__WHAT THE TASK ASKS__:
Search the entries below for the word "title" and copy each line that has it.

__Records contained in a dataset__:

⟨

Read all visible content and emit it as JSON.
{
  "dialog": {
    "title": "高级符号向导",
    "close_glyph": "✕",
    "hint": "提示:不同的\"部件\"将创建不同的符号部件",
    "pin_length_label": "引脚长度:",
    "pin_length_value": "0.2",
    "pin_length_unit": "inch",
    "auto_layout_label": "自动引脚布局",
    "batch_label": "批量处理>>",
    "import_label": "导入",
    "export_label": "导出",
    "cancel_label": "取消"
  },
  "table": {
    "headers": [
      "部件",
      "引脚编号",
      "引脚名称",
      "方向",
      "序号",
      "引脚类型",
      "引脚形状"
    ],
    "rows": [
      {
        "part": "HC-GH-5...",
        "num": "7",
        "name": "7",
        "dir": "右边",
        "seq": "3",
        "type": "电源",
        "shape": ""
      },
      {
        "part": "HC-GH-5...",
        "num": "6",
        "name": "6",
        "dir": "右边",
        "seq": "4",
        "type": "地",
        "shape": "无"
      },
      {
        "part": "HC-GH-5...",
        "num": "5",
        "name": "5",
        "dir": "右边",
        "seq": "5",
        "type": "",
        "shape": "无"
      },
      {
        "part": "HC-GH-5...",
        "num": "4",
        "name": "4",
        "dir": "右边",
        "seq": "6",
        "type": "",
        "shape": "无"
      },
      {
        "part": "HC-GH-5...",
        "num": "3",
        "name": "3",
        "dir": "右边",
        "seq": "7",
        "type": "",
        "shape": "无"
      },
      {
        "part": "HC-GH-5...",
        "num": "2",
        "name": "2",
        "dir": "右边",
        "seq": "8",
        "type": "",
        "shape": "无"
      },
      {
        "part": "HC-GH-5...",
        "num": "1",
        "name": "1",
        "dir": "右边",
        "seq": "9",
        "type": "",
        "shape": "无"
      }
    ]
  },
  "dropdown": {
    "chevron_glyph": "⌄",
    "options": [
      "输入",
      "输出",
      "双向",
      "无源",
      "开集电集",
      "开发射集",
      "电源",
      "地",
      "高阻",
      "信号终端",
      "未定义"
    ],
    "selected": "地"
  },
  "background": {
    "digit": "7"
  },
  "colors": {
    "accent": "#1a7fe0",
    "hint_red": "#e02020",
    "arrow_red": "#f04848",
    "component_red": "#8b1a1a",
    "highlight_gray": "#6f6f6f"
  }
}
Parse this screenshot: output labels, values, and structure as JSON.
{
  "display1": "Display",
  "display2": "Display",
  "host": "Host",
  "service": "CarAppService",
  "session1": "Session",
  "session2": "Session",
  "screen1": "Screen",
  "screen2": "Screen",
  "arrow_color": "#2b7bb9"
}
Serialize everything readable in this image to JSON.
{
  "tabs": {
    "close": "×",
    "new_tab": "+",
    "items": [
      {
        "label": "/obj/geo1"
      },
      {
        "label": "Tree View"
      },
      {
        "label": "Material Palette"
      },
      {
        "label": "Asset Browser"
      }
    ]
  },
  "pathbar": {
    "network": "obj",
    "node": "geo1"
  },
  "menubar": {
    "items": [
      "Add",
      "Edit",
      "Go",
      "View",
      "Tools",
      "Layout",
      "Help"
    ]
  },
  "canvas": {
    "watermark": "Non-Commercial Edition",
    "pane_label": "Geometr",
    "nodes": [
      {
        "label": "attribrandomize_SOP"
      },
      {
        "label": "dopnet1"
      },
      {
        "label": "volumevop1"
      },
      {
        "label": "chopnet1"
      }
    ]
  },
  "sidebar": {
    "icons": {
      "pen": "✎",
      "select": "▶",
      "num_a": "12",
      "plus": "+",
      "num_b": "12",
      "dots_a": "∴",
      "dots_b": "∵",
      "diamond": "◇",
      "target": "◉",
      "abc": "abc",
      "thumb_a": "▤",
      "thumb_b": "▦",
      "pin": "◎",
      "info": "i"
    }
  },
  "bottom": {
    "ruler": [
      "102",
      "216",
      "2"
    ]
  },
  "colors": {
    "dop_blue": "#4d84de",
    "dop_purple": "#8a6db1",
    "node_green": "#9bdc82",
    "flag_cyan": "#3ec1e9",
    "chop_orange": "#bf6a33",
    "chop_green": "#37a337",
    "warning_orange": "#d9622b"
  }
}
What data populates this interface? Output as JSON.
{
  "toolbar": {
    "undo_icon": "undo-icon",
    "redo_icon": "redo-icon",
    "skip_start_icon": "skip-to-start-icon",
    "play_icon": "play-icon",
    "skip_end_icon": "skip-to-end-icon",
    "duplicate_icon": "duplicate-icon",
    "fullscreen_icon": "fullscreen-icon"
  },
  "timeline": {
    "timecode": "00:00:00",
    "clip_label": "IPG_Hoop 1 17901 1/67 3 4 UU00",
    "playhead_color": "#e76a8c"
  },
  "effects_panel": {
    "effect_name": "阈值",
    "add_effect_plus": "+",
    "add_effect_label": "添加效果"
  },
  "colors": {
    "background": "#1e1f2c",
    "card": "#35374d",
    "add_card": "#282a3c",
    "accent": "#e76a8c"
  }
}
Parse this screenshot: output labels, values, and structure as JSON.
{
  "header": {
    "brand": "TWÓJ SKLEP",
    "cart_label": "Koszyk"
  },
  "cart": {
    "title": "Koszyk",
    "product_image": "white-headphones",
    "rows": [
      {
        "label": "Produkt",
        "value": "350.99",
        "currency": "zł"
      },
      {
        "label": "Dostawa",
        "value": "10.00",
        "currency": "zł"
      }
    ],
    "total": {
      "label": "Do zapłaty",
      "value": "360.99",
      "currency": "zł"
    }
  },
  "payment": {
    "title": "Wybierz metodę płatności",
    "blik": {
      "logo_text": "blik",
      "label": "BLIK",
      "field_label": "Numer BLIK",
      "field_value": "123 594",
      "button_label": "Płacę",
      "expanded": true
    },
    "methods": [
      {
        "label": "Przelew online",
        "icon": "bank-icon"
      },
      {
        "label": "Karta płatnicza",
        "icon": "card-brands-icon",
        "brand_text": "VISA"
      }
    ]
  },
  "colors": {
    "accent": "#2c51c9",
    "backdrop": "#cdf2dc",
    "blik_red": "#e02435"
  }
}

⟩

__RESULT__:
    "title": "高级符号向导",
    "title": "Koszyk",
    "title": "Wybierz metodę płatności",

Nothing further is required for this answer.